Considering all of the above, I could not really call this a gluten myth, but I do consider it very low risk and probably not worth worrying about.
If you do want to be extra careful then check out Celiac Diva's list of products and choose one of those.
Get in on the conversation at Naturally Gluten-Free Facebook Group
1. Wikimedia Foundation. (2022, April 2). Tea bag. Wikipedia. Retrieved May 5, 2022, from https://en.wikipedia.org/wiki/Tea_bag
2. Hewitt, C. (2021, May 17). What are Nerada teabags made from? Nerada Tea. Retrieved May 5, 2022, from https://neradatea.com.au/blogs/products/what-are-nerada-teabags-made-from
3. Canadian Celiac Association. Facebook. (n.d.). Retrieved May 5, 2022, from https://www.facebook.com/groups/canadianceliacassociation/about/
4. Coeliac Australia. (n.d.). Retrieved May 5, 2022, from https://www.coeliac.org.au/s/article/paper-wheat-straws
5. FAQ. Envelope Manufacturers Association. (n.d.). Retrieved May 5, 2022, from https://www.envelope.org/faq/
6. Team, H. I. W. (2016, October 26). What's in the glue that seals envelopes? How It Works. Retrieved May 5, 2022, from https://www.howitworksdaily.com/question-of-the-day-whats-in-the-glue-that-seals-envelopes
7. Murray, J. A. (2014). In Mayo Clinic Going Gluten Free: Essential Guide to managing celiac disease and related conditions (p. 50). essay, Oxmoor House.
8. R., G. P. H. (2020). In Celiac disease: A hidden epidemic (p. 276). essay, William Morrow, an imprint of HarperCollins Publishers.
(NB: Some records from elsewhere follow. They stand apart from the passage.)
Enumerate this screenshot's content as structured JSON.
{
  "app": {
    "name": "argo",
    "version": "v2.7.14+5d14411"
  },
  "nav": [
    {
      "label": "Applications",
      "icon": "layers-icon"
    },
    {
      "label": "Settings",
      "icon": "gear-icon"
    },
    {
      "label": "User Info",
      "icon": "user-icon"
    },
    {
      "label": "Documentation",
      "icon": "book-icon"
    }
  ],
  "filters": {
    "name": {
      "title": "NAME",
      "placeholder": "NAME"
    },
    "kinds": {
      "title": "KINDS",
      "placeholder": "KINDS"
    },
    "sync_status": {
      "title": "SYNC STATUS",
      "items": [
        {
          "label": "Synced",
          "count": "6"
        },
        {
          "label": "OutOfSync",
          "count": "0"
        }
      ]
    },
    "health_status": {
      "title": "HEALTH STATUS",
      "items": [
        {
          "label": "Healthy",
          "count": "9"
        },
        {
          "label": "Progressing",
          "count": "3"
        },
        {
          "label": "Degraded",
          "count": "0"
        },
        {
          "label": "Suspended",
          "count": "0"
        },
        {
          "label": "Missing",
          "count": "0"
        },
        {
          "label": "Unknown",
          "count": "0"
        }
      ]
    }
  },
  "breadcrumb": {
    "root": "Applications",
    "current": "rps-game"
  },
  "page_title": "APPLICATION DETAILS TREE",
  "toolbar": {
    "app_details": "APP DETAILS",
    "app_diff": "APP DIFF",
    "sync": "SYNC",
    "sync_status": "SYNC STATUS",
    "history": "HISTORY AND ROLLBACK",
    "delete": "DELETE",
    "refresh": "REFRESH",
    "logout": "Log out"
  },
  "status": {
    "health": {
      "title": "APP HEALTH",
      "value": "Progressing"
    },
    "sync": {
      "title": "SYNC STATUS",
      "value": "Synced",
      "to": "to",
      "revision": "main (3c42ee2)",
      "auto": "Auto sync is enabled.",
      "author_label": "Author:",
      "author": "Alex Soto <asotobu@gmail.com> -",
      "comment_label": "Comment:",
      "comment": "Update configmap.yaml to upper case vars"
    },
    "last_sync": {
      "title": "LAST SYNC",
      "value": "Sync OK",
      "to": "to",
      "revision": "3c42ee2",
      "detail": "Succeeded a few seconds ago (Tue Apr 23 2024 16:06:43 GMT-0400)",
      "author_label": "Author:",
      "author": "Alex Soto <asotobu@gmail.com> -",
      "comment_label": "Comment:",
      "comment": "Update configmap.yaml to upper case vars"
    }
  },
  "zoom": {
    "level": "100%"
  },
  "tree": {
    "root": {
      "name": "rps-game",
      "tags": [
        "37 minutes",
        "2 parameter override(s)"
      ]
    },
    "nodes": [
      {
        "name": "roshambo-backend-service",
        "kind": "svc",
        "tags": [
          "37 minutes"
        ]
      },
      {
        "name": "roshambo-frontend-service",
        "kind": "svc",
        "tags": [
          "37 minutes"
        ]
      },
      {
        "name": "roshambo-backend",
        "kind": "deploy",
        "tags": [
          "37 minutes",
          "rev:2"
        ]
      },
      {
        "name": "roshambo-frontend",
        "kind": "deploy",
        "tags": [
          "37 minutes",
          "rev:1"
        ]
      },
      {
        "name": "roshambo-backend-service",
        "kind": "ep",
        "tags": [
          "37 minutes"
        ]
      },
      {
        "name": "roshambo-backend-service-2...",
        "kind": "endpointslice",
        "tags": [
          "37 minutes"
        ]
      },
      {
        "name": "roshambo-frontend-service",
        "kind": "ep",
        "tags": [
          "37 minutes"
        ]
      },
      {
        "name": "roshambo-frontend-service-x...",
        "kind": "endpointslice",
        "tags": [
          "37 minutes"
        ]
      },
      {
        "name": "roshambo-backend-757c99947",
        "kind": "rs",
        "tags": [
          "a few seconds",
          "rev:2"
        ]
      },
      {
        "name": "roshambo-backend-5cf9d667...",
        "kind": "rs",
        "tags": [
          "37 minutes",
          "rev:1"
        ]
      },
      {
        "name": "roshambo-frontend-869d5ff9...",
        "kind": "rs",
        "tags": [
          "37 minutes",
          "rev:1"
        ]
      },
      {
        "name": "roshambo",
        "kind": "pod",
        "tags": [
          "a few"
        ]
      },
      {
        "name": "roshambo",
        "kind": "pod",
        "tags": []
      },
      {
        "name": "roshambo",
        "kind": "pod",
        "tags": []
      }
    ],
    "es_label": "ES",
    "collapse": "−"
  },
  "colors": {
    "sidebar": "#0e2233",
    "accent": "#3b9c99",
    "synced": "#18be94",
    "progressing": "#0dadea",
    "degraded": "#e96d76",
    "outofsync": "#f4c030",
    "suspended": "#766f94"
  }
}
9. Celiac Disease p4
10. (Celiac Disease p 172)
12. Cooked p 235
13. Celiac disease a hidden epidemic p265